_Your instructions_
Search the records for "this" and copy each line that holds it.
[[ Input, beginning ]]
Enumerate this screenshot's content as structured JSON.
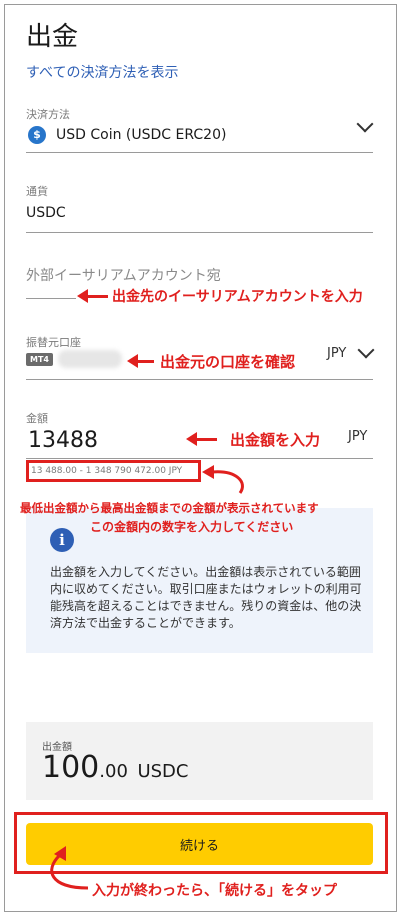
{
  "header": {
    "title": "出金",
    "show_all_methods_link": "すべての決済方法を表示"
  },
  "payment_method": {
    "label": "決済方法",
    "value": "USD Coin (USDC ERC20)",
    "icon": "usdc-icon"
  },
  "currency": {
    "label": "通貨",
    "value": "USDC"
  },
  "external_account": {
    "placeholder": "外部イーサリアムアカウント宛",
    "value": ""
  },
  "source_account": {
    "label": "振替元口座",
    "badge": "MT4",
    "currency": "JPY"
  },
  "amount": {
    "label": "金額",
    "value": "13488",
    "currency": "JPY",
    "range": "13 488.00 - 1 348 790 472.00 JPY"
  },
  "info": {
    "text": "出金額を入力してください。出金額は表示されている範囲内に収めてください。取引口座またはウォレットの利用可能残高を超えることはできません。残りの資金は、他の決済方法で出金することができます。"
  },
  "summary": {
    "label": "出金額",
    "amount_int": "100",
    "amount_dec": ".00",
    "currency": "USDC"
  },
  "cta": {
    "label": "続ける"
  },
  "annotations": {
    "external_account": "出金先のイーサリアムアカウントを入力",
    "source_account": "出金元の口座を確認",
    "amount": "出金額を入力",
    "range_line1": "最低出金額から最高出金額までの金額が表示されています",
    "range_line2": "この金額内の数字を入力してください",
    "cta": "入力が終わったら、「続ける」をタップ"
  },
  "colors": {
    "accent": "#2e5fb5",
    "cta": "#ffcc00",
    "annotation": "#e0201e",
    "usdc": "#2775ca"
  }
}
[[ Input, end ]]
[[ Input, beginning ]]
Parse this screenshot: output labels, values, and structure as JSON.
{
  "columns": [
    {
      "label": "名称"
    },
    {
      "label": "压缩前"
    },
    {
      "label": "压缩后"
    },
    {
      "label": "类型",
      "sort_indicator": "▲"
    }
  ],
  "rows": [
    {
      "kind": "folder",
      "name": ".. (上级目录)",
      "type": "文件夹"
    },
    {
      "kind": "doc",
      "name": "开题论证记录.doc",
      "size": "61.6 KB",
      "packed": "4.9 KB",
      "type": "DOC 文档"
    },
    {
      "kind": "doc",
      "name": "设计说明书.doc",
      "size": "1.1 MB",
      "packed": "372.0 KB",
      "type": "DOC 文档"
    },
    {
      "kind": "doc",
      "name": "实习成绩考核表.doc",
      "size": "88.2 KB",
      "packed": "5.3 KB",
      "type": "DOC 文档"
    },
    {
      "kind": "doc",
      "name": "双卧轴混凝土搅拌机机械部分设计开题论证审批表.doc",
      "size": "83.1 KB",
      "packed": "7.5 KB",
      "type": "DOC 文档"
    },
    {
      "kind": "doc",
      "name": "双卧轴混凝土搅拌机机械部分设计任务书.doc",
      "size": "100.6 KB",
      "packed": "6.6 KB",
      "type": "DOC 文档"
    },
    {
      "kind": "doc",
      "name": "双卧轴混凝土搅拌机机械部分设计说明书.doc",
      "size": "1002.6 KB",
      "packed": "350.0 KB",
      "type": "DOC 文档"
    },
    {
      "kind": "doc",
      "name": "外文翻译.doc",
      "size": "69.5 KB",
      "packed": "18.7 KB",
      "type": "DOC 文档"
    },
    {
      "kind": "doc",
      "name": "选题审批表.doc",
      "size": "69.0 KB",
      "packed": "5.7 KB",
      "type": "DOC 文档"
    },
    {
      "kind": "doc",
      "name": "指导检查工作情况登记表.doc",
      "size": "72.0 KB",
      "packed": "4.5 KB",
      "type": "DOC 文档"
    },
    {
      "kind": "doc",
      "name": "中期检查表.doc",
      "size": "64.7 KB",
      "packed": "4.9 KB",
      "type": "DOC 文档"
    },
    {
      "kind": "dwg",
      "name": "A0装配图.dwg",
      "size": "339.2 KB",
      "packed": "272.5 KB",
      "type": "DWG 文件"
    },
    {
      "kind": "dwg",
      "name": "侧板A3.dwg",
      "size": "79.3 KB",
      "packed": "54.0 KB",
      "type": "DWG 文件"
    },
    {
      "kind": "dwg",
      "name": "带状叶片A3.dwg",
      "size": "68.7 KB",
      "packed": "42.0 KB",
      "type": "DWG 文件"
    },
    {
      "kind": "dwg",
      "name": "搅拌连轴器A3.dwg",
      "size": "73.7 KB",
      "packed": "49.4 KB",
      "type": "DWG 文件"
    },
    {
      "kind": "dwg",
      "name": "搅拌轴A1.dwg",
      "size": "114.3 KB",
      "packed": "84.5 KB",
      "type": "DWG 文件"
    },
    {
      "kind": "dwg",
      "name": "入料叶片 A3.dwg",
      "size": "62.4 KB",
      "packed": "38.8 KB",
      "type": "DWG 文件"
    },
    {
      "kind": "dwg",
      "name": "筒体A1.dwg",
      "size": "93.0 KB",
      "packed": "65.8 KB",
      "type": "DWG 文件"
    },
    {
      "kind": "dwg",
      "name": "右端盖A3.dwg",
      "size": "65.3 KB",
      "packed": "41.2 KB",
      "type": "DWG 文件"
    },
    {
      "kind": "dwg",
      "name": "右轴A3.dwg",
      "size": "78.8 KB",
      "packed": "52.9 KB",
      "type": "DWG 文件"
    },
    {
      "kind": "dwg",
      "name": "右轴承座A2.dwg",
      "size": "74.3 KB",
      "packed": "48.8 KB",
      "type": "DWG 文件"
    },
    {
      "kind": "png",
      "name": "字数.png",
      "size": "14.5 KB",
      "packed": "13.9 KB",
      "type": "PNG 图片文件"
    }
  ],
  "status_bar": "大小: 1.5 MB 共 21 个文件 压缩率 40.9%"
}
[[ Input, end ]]
_Response box_
Enumerate this screenshot's content as structured JSON.
Parse this screenshot: output labels, values, and structure as JSON.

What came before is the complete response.